KINGMAN – As one of the two dissenting votes when the Kingman City Council raised the Transaction Privilege Tax, or sales tax, rate at its Aug. 15 meeting, Mayor Monica Gates took to Facebook Friday questioning its validity and transparency.
“The additional .05 percent (sic) that was approved 5-2 by the Council for ‘other capital improvement projects’ was never advertised or publicly discussed prior to the Council meeting,” Gates posted. “This is not transparency. ... (It’s) the highest sales tax rate in Mohave County.”
Gates claimed Kingman’s new TPT rate to be 9.35 percent, but only 3.5 percent is actually Kingman’s rate. County and state sales tax rates make up the difference.
The mayor continued to be adamant about her concerns to whether the public was properly notified and continued to question that on Saturday.
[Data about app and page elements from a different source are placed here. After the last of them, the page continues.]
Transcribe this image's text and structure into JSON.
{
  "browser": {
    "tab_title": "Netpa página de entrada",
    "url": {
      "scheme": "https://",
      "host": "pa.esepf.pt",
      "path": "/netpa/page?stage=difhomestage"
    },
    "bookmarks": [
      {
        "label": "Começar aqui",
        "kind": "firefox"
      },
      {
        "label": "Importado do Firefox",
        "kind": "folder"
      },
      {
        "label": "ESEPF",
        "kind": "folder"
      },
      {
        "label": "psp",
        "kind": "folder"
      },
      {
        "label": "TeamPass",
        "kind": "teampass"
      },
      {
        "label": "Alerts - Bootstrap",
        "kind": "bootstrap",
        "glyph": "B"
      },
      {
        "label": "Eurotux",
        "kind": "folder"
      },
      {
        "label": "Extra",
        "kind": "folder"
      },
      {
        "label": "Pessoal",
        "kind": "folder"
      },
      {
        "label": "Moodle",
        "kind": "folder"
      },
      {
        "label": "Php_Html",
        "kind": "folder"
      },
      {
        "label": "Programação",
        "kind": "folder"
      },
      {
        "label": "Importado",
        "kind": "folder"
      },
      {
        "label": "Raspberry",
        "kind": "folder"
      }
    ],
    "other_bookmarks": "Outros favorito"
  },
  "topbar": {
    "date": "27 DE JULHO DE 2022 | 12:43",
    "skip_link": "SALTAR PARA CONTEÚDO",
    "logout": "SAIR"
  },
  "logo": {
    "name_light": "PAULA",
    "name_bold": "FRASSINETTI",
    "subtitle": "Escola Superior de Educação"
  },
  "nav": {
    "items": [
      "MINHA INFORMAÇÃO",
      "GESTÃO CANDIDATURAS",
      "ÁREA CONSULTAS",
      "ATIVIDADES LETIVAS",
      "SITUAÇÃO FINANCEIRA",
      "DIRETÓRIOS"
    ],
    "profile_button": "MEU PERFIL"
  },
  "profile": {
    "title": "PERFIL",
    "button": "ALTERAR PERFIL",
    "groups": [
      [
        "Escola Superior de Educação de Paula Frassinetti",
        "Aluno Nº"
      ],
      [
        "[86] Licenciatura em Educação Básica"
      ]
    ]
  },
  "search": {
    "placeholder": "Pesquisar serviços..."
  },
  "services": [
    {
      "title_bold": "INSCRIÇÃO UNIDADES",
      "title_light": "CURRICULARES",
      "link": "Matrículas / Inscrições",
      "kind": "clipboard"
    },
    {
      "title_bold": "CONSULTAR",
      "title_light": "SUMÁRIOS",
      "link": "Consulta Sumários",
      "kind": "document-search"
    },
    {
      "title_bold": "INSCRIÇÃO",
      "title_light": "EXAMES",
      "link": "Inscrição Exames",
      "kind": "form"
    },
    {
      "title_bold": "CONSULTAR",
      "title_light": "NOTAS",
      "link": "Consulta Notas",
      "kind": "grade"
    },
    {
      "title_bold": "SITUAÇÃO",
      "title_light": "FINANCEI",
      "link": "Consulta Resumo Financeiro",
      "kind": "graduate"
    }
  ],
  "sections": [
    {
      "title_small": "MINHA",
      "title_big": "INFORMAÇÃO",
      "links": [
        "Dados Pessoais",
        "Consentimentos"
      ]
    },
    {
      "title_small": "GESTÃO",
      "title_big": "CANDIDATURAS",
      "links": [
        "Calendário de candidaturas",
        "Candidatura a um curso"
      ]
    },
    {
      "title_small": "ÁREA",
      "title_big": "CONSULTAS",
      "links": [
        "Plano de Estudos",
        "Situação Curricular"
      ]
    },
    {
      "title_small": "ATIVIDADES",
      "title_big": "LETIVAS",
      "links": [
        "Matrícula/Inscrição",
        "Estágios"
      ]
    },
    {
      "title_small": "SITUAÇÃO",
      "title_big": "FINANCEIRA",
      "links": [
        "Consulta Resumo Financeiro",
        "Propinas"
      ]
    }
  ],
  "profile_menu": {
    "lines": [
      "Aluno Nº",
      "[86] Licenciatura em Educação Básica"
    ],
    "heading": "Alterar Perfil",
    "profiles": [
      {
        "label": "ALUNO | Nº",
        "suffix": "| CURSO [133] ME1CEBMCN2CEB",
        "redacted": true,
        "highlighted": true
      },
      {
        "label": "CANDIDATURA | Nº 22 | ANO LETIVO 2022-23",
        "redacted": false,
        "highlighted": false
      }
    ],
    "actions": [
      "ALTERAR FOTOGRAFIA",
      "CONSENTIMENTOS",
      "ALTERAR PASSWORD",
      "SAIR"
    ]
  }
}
“There was significant discussion at the meeting about using the TPT increase to fund two interchanges,” Gates told the Daily Miner. “The public had no public knowledge of that.”
Councilman David Wayt weighed in and had some strong words for the mayor.
“I believe you left out a crucial point in your argument,” Wayt wrote the mayor. “You forgot to mention that the agenda item that was properly posted with sufficient public notice specifically said ‘TPT rate options, street conditions, other priorities and the fiscal impact of such options will be discussed. The revenues (from the TPT increase) would be dedicated to pavement preservation or AS SET BY COUNCIL’”(emphasis added by Wayt).
“I believe that second guessing our city staff, specifically our City Attorney (Carl Cooper), is not very productive. … It is my hope that going forward, we can stick to facts and do our best to not deceive the public,” Wayt continued.
Gates asked numerous times during the meeting whether using the TPT increase to fund two interchanges was legal, and the city attorney’s staff said it was. She still has her doubts.
“I sent two emails to the City Attorney last week requesting his written legal opinion stating whether or not the Ordinance as noticed, discussed and adopted, violates any state statutes,” Gates said Saturday. “He has not replied.”
Councilman Travis Lingenfelter posted that he expects Kingman Regional Medical Center to present a Letter of Intent to purchase the land voters approved on the south side of Interstate 40 at Kingman Crossing. KRMC has offered to build the interchange there in exchange for purchasing the land, doing a land swap to get an eight-year hiatus on excise taxes, and receiving a future portion of the sales tax that the development generates.
Council voted instead to go for two interchanges, Kingman Crossing and Rancho Santa Fe Parkway. Ranch Santa Fe promises more than retail. It is hoped to be an industrial port for the city and bring in good paying jobs.